Activity: Count the lines in the following data that include "ocean". Please write only the number.

(Records excerpted from a collection)
────────────────────
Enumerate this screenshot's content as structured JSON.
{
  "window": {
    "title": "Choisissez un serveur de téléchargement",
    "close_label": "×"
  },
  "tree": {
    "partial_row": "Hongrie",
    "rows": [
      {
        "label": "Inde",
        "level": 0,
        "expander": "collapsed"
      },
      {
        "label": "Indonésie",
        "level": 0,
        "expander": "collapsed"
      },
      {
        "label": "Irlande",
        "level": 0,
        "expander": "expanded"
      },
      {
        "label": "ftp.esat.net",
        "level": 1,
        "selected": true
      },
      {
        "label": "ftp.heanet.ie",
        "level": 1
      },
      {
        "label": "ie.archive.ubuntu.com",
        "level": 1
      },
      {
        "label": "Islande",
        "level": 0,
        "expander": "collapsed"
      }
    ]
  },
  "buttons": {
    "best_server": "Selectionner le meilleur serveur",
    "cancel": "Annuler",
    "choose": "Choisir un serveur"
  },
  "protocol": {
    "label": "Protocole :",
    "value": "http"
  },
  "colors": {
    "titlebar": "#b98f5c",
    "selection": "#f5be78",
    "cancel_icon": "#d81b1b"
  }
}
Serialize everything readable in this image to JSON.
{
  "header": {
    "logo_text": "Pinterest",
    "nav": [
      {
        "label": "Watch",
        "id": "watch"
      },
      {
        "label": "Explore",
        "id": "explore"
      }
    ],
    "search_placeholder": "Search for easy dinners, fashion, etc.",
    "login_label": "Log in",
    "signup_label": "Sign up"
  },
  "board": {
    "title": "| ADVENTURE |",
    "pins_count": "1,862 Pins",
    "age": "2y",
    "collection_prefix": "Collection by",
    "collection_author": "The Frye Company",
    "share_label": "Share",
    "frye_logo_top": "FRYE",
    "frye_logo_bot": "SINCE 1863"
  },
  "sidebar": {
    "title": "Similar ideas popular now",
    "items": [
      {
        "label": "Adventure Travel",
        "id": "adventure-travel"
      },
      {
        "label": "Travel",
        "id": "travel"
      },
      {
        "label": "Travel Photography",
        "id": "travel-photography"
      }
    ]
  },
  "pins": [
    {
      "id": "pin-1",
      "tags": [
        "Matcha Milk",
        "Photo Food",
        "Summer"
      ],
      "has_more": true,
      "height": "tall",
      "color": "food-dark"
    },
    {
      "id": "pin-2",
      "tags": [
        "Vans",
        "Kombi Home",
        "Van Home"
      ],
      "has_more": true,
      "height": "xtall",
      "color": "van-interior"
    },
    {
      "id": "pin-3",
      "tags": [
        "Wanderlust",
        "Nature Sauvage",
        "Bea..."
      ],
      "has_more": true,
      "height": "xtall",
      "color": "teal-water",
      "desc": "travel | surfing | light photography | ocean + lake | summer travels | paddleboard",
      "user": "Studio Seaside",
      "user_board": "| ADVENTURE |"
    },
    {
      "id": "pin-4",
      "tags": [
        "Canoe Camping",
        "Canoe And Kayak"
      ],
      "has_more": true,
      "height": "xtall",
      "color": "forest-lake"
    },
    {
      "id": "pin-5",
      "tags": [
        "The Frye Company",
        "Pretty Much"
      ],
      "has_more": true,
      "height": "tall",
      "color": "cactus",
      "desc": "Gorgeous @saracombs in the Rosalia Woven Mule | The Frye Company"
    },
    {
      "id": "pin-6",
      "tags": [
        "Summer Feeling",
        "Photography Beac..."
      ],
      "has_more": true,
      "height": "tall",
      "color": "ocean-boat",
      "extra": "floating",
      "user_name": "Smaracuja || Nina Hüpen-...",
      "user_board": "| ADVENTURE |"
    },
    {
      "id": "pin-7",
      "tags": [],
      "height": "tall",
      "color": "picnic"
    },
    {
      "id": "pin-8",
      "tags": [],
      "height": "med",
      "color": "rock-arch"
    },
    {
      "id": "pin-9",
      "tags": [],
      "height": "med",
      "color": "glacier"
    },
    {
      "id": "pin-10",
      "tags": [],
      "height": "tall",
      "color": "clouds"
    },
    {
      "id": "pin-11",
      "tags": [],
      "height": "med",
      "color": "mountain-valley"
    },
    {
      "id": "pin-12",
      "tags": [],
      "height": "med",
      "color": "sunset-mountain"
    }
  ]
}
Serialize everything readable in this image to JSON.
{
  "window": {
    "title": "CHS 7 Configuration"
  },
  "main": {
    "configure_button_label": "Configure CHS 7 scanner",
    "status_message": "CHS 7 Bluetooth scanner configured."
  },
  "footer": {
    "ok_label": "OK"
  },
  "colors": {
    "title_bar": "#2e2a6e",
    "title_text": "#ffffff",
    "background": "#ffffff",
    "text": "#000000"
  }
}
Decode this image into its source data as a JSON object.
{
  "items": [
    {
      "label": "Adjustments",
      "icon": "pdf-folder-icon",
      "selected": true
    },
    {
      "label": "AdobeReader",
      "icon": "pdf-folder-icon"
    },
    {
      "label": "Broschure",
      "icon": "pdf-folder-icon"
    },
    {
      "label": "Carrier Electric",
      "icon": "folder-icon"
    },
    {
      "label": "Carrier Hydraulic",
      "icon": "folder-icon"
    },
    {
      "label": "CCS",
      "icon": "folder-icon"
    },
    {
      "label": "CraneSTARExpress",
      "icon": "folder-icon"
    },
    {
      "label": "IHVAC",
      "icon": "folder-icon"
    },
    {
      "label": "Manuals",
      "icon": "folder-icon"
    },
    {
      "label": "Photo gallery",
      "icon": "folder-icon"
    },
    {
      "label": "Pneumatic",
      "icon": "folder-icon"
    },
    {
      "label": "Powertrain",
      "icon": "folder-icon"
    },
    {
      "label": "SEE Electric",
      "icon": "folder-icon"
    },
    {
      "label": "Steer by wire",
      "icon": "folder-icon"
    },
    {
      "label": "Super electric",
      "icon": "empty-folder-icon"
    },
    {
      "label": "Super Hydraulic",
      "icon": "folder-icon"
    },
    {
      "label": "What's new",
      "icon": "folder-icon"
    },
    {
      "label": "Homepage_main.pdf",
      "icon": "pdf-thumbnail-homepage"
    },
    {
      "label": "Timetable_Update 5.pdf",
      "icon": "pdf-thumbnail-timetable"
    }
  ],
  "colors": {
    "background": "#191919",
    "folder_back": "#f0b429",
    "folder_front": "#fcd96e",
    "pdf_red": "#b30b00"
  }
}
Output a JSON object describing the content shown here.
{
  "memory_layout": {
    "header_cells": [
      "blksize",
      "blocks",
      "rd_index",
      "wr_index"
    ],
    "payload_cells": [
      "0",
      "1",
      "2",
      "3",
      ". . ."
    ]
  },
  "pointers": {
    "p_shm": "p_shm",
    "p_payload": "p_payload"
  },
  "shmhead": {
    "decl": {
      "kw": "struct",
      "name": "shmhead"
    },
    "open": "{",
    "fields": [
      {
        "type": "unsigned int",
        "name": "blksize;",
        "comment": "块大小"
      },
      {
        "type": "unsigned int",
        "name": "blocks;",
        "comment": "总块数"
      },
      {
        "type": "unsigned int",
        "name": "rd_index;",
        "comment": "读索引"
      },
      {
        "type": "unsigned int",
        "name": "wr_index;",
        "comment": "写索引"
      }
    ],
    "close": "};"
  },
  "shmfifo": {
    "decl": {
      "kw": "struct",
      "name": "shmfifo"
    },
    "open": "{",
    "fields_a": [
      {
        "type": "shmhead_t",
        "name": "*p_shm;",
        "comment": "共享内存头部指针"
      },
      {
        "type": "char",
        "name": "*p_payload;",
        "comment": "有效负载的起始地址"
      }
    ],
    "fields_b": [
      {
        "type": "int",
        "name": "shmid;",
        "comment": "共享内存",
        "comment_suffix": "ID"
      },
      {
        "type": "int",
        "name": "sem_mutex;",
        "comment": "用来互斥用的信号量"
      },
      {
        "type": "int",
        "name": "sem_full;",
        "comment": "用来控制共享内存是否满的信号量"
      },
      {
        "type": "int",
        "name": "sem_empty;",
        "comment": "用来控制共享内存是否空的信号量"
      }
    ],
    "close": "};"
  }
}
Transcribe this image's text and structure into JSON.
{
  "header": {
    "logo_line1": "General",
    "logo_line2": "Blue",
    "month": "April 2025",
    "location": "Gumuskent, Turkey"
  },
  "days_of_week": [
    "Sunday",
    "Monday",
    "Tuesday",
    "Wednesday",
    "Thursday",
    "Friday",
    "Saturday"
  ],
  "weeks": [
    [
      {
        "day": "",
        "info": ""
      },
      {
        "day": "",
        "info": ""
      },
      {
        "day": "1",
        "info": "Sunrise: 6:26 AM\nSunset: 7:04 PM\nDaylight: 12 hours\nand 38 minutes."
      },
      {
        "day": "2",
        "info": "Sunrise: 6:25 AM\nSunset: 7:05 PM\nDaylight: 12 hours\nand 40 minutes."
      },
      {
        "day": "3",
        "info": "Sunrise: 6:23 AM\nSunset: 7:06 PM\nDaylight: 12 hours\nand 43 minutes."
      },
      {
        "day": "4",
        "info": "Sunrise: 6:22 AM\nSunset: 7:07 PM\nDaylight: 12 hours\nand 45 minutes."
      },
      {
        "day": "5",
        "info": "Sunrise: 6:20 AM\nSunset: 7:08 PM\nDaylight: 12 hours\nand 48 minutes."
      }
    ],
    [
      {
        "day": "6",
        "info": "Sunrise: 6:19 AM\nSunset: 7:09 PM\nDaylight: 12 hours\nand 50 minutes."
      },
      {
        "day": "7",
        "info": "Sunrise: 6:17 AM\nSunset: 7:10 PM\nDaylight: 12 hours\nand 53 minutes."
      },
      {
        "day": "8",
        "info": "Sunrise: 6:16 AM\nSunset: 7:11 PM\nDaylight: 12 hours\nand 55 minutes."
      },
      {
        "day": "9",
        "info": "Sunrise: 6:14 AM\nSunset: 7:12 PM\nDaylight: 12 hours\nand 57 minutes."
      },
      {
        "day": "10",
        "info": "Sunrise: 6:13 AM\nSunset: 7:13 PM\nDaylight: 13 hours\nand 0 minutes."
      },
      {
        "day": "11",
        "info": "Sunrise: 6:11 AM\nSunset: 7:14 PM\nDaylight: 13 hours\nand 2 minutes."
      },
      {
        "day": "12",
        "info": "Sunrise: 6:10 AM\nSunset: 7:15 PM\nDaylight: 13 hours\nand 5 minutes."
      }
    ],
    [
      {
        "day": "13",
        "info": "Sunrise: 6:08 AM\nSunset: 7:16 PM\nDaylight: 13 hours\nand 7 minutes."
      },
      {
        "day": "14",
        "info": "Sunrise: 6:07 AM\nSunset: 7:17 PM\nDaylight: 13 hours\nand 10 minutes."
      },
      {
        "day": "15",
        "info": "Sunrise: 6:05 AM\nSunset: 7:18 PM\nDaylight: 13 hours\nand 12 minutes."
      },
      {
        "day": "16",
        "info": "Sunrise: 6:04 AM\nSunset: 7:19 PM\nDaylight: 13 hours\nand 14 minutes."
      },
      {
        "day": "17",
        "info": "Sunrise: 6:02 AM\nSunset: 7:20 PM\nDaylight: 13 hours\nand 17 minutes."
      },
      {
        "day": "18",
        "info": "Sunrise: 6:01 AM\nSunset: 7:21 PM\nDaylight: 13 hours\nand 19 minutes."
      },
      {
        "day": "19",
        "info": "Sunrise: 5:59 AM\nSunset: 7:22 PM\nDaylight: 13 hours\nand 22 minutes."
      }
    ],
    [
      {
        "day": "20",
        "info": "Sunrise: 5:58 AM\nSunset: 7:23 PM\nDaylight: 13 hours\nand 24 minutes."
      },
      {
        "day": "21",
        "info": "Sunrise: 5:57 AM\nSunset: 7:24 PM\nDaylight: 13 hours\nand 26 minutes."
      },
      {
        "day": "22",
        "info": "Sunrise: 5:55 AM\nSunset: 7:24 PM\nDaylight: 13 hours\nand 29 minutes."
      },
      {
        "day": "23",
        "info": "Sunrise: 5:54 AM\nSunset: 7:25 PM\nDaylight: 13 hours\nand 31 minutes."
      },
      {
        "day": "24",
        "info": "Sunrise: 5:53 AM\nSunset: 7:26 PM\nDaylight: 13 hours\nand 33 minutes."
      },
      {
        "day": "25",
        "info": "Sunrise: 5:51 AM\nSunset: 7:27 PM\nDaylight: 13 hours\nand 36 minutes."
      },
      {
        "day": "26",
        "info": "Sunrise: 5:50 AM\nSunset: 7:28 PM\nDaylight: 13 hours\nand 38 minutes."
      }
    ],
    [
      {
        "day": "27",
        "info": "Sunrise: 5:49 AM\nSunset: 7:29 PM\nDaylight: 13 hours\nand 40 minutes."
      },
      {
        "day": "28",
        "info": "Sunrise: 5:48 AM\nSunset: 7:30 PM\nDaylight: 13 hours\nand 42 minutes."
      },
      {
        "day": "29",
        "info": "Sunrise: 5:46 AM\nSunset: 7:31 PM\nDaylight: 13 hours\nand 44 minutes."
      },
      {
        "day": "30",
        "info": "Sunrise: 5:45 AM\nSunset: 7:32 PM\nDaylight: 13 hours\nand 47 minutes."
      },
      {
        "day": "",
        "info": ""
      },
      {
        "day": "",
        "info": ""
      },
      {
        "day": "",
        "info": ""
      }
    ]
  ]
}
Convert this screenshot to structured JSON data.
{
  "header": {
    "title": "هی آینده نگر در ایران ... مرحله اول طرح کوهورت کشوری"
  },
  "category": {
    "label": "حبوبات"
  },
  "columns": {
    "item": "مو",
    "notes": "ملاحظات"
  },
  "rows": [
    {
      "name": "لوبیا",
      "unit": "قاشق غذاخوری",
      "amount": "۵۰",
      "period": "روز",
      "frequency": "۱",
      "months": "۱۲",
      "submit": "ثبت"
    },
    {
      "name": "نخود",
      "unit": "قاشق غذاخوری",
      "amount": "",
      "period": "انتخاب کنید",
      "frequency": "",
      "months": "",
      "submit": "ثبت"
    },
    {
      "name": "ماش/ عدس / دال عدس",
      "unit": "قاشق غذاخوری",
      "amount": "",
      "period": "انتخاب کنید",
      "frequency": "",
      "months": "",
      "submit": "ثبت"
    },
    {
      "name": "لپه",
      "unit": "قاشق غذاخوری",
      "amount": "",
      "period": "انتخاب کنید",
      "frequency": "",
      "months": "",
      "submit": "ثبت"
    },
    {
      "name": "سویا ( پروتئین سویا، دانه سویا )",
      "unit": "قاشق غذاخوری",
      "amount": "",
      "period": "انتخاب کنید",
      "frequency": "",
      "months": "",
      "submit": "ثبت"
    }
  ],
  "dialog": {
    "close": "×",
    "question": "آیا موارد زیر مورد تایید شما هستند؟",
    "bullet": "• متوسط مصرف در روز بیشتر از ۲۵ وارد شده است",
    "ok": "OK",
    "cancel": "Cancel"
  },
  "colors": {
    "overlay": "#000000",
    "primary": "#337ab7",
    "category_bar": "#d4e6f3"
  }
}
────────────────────
Answer below: 2